University of Louisville walk-on guard Dillon Avare is no stranger to being in the spotlight.
During his junior season at Lexington Catholic High School, the 5-foot-11 sharp-shooter earned his team a district championship by burying a three-pointer as time expired against Lafayette.
As a senior last season, Avare helped the team compile a 22-12 record while posting averages of 11.2 points, 4.3 assists, and 3 rebounds per game and tallying 82 three-pointers.
Since then Avare has competed in several high school all-stars games and even won the three-point shootout at the Kentucky Derby Festival high school all-star event.
But stepping onto the floor at the KFC Yum! Center for the first time as a Cardinal at the team's first Red-White Scrimmage of 2013 on Oct. 5 was something entirely new.

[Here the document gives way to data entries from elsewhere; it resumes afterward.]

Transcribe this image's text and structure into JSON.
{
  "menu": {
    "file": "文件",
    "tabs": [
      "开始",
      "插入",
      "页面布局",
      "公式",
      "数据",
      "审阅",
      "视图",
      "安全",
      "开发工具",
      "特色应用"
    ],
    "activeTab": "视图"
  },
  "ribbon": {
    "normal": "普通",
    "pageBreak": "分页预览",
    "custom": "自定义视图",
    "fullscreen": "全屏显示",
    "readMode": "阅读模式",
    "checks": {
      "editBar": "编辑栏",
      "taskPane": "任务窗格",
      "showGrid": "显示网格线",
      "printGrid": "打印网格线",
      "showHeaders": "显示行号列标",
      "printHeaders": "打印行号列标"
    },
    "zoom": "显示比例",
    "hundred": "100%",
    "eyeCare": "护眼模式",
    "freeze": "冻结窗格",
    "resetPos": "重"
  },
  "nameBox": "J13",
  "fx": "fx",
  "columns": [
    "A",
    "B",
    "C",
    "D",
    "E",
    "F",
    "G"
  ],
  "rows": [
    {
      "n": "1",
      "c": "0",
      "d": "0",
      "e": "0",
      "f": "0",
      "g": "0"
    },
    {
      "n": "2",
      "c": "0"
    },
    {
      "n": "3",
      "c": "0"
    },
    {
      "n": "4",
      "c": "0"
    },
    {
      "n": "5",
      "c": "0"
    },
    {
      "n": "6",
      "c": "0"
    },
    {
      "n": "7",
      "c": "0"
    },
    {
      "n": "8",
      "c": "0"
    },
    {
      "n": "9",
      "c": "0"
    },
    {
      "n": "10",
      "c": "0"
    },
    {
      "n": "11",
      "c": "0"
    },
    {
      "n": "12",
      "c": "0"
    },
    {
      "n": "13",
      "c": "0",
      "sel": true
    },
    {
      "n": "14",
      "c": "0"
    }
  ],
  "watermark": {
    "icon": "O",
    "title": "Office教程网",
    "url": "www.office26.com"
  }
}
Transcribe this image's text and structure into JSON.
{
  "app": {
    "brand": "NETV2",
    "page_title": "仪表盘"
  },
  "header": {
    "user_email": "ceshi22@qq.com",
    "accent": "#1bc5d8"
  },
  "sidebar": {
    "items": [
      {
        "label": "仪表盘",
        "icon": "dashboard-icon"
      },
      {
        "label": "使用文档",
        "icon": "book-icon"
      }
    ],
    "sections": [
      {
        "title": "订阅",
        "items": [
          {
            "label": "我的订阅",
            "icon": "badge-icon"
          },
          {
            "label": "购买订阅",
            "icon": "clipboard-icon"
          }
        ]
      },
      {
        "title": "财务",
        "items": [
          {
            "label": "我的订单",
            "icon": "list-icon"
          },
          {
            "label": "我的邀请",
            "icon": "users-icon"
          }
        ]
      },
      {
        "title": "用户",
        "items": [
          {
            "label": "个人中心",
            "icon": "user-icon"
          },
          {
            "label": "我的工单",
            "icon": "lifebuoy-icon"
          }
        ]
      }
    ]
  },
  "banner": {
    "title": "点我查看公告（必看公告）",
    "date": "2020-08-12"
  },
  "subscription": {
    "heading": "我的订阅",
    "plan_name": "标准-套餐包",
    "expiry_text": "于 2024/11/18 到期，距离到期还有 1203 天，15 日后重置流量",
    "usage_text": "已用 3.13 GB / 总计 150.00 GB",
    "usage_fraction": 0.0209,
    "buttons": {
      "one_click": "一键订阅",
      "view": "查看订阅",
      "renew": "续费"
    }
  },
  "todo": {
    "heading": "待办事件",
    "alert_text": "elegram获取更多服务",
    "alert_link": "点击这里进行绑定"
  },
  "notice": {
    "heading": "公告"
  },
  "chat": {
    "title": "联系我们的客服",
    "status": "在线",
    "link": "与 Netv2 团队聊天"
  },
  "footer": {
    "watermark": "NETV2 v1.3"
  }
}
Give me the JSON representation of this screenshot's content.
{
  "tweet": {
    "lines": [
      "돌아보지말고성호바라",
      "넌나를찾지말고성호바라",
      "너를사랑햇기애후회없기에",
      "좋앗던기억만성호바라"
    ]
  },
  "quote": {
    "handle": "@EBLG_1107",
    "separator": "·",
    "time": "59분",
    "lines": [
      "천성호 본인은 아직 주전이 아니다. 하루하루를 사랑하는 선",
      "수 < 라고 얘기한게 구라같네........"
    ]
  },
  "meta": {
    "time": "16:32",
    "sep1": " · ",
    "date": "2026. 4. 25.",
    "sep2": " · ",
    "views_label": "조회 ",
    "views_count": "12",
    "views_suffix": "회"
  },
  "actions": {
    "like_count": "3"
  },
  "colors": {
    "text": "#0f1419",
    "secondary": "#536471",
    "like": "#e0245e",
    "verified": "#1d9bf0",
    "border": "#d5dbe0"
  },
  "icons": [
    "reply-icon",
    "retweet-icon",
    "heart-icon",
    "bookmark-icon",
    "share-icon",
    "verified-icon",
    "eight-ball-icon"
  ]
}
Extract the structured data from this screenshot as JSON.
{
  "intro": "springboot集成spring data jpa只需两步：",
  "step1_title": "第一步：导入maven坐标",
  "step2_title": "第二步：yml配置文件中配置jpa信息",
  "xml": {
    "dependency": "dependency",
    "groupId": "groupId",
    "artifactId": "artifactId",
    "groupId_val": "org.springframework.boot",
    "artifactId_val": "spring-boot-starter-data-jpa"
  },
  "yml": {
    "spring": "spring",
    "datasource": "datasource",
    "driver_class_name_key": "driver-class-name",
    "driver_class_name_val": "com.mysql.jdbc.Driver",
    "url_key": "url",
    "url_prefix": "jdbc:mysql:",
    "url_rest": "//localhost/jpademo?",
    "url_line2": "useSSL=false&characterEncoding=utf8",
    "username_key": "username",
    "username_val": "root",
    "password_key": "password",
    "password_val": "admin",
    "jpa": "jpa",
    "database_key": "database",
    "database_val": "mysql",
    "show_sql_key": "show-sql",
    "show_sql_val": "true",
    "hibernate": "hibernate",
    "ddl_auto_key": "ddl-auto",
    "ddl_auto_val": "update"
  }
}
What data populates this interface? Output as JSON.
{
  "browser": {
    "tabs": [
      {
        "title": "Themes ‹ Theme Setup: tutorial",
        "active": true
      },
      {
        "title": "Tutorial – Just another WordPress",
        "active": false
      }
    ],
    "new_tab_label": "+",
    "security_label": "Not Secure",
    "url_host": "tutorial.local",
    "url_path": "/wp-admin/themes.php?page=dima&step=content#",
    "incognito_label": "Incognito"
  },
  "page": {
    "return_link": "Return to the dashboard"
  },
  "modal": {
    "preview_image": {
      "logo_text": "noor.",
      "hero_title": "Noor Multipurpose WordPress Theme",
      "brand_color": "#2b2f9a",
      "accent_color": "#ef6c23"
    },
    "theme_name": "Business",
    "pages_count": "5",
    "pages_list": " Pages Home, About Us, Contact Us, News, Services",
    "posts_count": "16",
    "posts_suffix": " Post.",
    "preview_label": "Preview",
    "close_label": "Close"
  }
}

"It's a lot different," says Avare. "Just a bunch of people and bright lights."
Although he admits that the bigger stage can be a little intimidating, Avare has handled it well. In 21 minutes for the white team in the first scrimmage, Avare chipped in seven points- including one of his signature three's.. He played 27 minutes combined in the final two scrimmages without scoring.
Shaking off the nerves wasn't much of a challenge for Avare, but he's still trying to wrap his head around actually being part of a team that he has watched reach back-to-back Final Fours and bring home a national title.
"It's so crazy," Avare said of playing alongside his new teammates.
"I was actually on the court (in the first scrimmage) and I (said to) Russ (Smith), ‘Russ, this is so weird because I've been watching you all for three years, and now I'm actually out here with you.' It was pretty crazy."
But that surreal moment came close to not happening. The original plan was that Avare would play a year of prep school ball before moving on to college. A year to prepare would allow the 155-pound guard to fill out his frame and draw looks from more schools.
But when the opportunity to be a Cardinal became a possibility, Avare jumped at it.
"My first thought was to go to a prep school, just to get bigger an everything," Avare said. "But when the opportunity came up to come to Louisville, I took that right away because that was the best choice anybody could have made."
The decision to play at Louisville was not completely out of the blue. The Avare family has one big tie to the U of L basketball program: Avare's father is personal friends and a business associate of head coach Rick Pitino.
Avare's father, Rick, who played basketball at Transylvania University, has a relationship with the coach that dates back to Pitino's days at the University of Kentucky. Rick Avare serves mainly as a financial advisor for Pitino, but their friendship is so close that Pitino owns a horse named "Avare," in honor of his long-time pal.
"I've known (Pitino) my whole life, but not on a coach level," the younger Avare said. "So the relationship is a lot different. But it's cool (to see the other side)."
In addition to the family ties, walking-on at Louisville definitely earned some extra appeal after walk-on guard Tim Henderson, who had seen little playing time prior, hit two gigantic three-pointers in the 2013 Final Four to help lift the Cards over Wichita State.
"It makes us work harder and just be expecting of everything," Avare said of Pitino trusting every member of his team, no matter their scholarship status.
"Tim might not have thought that he would have gotten that opportunity, but he did. So we just have to always be ready."
Having learned from that moment, Henderson has been able to offer some wisdom and mentorship to Avare, as well.
"(Coach Pitino) doesn't care if it's me, if it's Dillon, doesn't matter who, if you're open, he wants you to shoot it, he's not going to get mad at you," Henderson said.
"I told (Avare) how it's going to be the first year. I said it's going to be hard, you just have to stick through it and grind through it if it's something that you really want to do."
"Because you never know, you might get the opportunity that I got."
It may take some time to adjust, develop, and improve, but as evidenced by his background, Avare isn't scared of the big stage. And if he should indeed get an opportunity similar to the one Henderson received, the three-point marksmen will step up to that familiar spot and calmly bury the shot- just as he did 82 times a year ago.